DESCRIPTION OF THE TASK — Write the records out exactly, so that no picture remains in the copy.

SOURCE MATERIAL —

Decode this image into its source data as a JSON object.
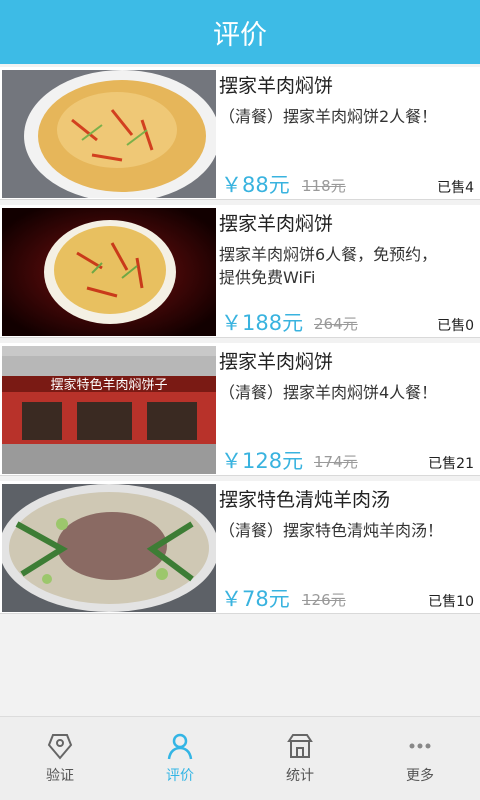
{
  "header": {
    "title": "评价"
  },
  "items": [
    {
      "title": "摆家羊肉焖饼",
      "desc": "（清餐）摆家羊肉焖饼2人餐！",
      "price": "￥88元",
      "orig_price": "118元",
      "sold": "已售4"
    },
    {
      "title": "摆家羊肉焖饼",
      "desc": "摆家羊肉焖饼6人餐，免预约，提供免费WiFi",
      "price": "￥188元",
      "orig_price": "264元",
      "sold": "已售0"
    },
    {
      "title": "摆家羊肉焖饼",
      "desc": "（清餐）摆家羊肉焖饼4人餐！",
      "price": "￥128元",
      "orig_price": "174元",
      "sold": "已售21",
      "sign_text": "摆家特色羊肉焖饼子"
    },
    {
      "title": "摆家特色清炖羊肉汤",
      "desc": "（清餐）摆家特色清炖羊肉汤！",
      "price": "￥78元",
      "orig_price": "126元",
      "sold": "已售10"
    }
  ],
  "tabbar": {
    "tabs": [
      {
        "label": "验证",
        "icon": "coupon-icon"
      },
      {
        "label": "评价",
        "icon": "person-icon",
        "active": true
      },
      {
        "label": "统计",
        "icon": "shop-icon"
      },
      {
        "label": "更多",
        "icon": "more-dots-icon"
      }
    ]
  },
  "colors": {
    "accent": "#3dbbe6",
    "price": "#39b3df"
  }
}
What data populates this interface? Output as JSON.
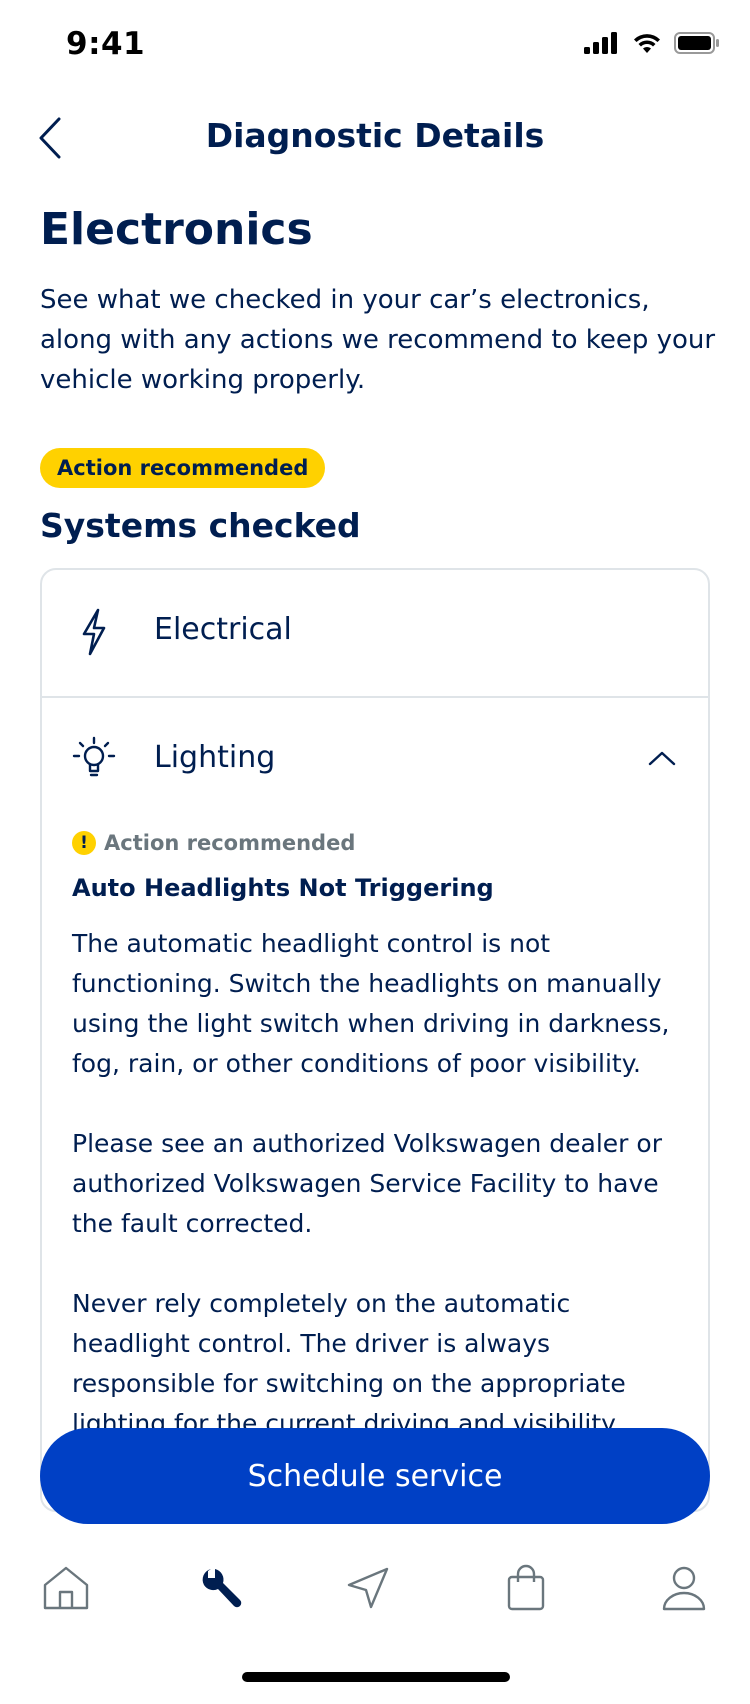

EXPECTED OUTPUT —
Decode this image into its source data as a JSON object.
{
  "header": {
    "title": "评价"
  },
  "items": [
    {
      "title": "摆家羊肉焖饼",
      "desc": "（清餐）摆家羊肉焖饼2人餐！",
      "price": "￥88元",
      "orig_price": "118元",
      "sold": "已售4"
    },
    {
      "title": "摆家羊肉焖饼",
      "desc": "摆家羊肉焖饼6人餐，免预约，提供免费WiFi",
      "price": "￥188元",
      "orig_price": "264元",
      "sold": "已售0"
    },
    {
      "title": "摆家羊肉焖饼",
      "desc": "（清餐）摆家羊肉焖饼4人餐！",
      "price": "￥128元",
      "orig_price": "174元",
      "sold": "已售21",
      "sign_text": "摆家特色羊肉焖饼子"
    },
    {
      "title": "摆家特色清炖羊肉汤",
      "desc": "（清餐）摆家特色清炖羊肉汤！",
      "price": "￥78元",
      "orig_price": "126元",
      "sold": "已售10"
    }
  ],
  "tabbar": {
    "tabs": [
      {
        "label": "验证",
        "icon": "coupon-icon"
      },
      {
        "label": "评价",
        "icon": "person-icon",
        "active": true
      },
      {
        "label": "统计",
        "icon": "shop-icon"
      },
      {
        "label": "更多",
        "icon": "more-dots-icon"
      }
    ]
  },
  "colors": {
    "accent": "#3dbbe6",
    "price": "#39b3df"
  }
}
What data populates this interface? Output as JSON.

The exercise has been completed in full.